And, as I mentioned, I don’t think we have really much in the way of a clue regarding the biology of this index lesion in radiation-recurrent cancer in the prostate. I think that in the glands of men who recur after radiation, there is probably higher tumor burden compared to the newly diagnosed patient.
A third problem we have when it comes to focal salvage therapy is that I don’t think we even have a great definition of what constitutes a potential local recurrence after primary radiation. The Phoenix definition used by the American Society for Radiation Oncology is the nadir (or lowest) PSA plus 2. This definition predicts recurrence, but what it really predicts is progression, not necessarily local recurrent disease.
In this country, for many men who fail radiation, the next treatment is hormonal therapy. Hormonal therapy really has only a palliative intent and won’t cure anyone of localized radiation-recurrent disease.
We need to do a better job of appropriately diagnosing radiation failure patients in the first place. What that better job would be, I don’t know. I don’t think routine biopsies, which have been looked at in the past, are the answer. But perhaps imaging sooner rather than waiting for the Phoenix definition makes sense. Maybe, as you mentioned appropriately, with the newer PET/MRI fusion scans, we can image men sooner to try to detect a local recurrent disease earlier.
That being said, I do a lot of salvage radical prostatectomies, almost one a week. This is unpublished, but I have not seen a big stage migration (less extraprostatic extension and/or nodal metastasis) in the last decade. I still see a lot of patients with radiation failure; they come to their salvage prostatectomy with seminal vesicle invasion and nodal disease. Up to a third of patients will have seminal vesicle invasion and I see nodal involvement in up to 20% at salvage surgery.
Why is that relevant to salvage focal therapy?
Dr. Karnes: A lot of the seminal vesicle invasion is not always evident on MRI. And a lot of these patients don’t get routine biopsies of their seminal vesicles.

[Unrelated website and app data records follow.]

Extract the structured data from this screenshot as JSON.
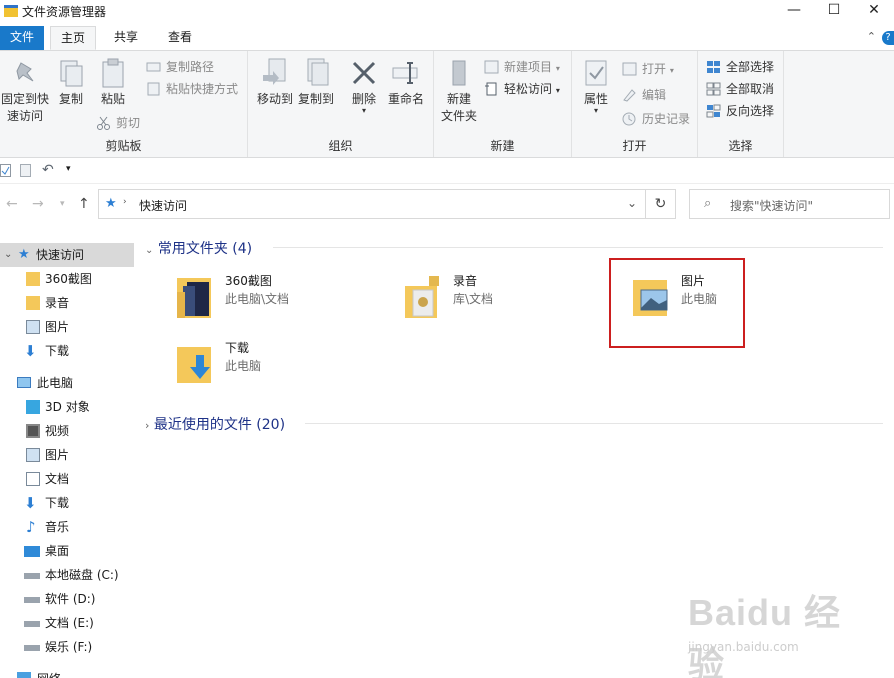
{
  "window": {
    "title": "文件资源管理器",
    "minimize": "—",
    "maximize": "☐",
    "close": "✕"
  },
  "tabs": [
    {
      "label": "文件"
    },
    {
      "label": "主页"
    },
    {
      "label": "共享"
    },
    {
      "label": "查看"
    }
  ],
  "ribbon": {
    "clipboard": {
      "label": "剪贴板",
      "pin_line1": "固定到快",
      "pin_line2": "速访问",
      "copy": "复制",
      "paste": "粘贴",
      "copy_path": "复制路径",
      "paste_shortcut": "粘贴快捷方式",
      "cut": "剪切"
    },
    "organize": {
      "label": "组织",
      "move_to": "移动到",
      "copy_to": "复制到",
      "delete": "删除",
      "rename": "重命名"
    },
    "new": {
      "label": "新建",
      "new_folder_line1": "新建",
      "new_folder_line2": "文件夹",
      "new_item": "新建项目",
      "easy_access": "轻松访问"
    },
    "open": {
      "label": "打开",
      "properties": "属性",
      "open": "打开",
      "edit": "编辑",
      "history": "历史记录"
    },
    "select": {
      "label": "选择",
      "select_all": "全部选择",
      "select_none": "全部取消",
      "invert": "反向选择"
    }
  },
  "addressbar": {
    "path": "快速访问",
    "search_placeholder": "搜索\"快速访问\""
  },
  "navpane": {
    "quick_access": "快速访问",
    "qa_items": [
      "360截图",
      "录音",
      "图片",
      "下载"
    ],
    "this_pc": "此电脑",
    "pc_items": [
      "3D 对象",
      "视频",
      "图片",
      "文档",
      "下载",
      "音乐",
      "桌面",
      "本地磁盘 (C:)",
      "软件 (D:)",
      "文档 (E:)",
      "娱乐 (F:)"
    ],
    "network": "网络"
  },
  "content": {
    "frequent_header": "常用文件夹 (4)",
    "recent_header": "最近使用的文件 (20)",
    "folders": [
      {
        "name": "360截图",
        "location": "此电脑\\文档"
      },
      {
        "name": "录音",
        "location": "库\\文档"
      },
      {
        "name": "图片",
        "location": "此电脑"
      },
      {
        "name": "下载",
        "location": "此电脑"
      }
    ]
  },
  "watermark": {
    "logo": "Baidu 经验",
    "url": "jingyan.baidu.com"
  },
  "colors": {
    "accent": "#1979ca",
    "highlight_box": "#cc1f1f",
    "folder_yellow": "#f4c85a"
  }
}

If they undergo a salvage focal therapy, their doctors are obviously going to be missing a significant component of their disease because salvage focal therapy, in my opinion, doesn’t work to ablate the seminal vesicles. Obviously, salvage focal therapy can do a job in the gland itself, but in the appendages, such as seminal vesicles, it is hard to get an appropriate ablation of the entire seminal vesicles because of the risk to adjacent structures— the bladder, the ureters, and so forth.
Another thought I have about salvage focal therapy is when we look at other forms of ablation technologies like cryotherapy or HIFU, we’ve morphed them from whole-gland to focal and now to focal salvage therapies. But I don’t think we even know who the ideal candidate is for whole-gland HIFU or whole-gland cryotherapy let alone the focal form of the therapies in a treatment-naïve patient. Obviously, these are alternatives or options for patients who are newly diagnosed, but more troubling for me is this: I don’t think we know exactly what constitutes a success. How do we monitor whole-gland cryotherapy or whole-gland HIFU? We’ve used PSA failure as a definition, but are we really using the right tool to monitor?